* **Aim of the task**
Only the count is expected: the number of lines below that contain "keyword".

* **Source material**
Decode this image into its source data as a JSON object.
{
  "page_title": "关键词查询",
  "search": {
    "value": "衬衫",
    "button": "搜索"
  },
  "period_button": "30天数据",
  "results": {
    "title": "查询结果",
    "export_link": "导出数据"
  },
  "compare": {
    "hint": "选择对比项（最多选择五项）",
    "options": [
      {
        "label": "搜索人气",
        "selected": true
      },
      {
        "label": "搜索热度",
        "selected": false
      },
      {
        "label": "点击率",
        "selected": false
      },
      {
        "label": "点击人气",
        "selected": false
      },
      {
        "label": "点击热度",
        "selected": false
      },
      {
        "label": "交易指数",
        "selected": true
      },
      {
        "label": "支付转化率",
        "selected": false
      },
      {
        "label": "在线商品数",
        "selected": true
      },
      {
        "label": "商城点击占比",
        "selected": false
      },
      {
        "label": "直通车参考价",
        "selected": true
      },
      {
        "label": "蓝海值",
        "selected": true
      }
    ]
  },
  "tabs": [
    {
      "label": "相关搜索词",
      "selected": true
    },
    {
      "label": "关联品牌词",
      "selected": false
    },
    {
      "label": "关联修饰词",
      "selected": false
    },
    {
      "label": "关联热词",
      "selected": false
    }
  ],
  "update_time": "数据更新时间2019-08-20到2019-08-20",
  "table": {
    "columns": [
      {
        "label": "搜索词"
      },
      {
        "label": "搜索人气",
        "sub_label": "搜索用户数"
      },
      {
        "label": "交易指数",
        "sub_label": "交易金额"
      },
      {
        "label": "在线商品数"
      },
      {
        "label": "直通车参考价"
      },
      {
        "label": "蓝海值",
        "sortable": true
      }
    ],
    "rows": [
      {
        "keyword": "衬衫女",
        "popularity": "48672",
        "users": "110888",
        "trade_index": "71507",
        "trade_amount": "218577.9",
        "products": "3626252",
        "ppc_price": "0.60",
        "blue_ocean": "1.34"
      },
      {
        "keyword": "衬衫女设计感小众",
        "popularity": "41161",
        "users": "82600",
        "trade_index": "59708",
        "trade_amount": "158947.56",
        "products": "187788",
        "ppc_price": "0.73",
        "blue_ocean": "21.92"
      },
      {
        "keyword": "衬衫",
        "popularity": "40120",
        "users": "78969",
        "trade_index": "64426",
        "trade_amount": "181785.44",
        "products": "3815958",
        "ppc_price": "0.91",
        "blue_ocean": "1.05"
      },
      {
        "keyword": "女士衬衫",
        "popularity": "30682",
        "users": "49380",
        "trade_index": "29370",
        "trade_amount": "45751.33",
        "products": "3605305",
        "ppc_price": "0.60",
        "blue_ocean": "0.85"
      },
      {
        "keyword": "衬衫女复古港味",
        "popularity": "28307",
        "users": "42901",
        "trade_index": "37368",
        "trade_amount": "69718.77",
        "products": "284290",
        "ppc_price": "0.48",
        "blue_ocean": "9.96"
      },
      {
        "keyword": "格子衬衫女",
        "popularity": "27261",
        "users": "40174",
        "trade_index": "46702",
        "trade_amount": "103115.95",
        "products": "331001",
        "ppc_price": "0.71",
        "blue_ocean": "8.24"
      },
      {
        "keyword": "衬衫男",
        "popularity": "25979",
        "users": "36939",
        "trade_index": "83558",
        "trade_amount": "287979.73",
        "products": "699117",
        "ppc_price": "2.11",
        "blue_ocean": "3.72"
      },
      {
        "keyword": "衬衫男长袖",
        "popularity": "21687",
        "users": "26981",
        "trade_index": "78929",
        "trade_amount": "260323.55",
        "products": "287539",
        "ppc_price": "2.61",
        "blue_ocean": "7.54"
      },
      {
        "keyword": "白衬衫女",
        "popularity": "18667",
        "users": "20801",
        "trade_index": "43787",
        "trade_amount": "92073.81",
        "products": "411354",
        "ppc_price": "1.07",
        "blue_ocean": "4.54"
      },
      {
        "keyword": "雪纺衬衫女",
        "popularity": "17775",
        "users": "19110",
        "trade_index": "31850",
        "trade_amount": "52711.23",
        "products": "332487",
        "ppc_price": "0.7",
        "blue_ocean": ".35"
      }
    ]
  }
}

* **Answer space**
10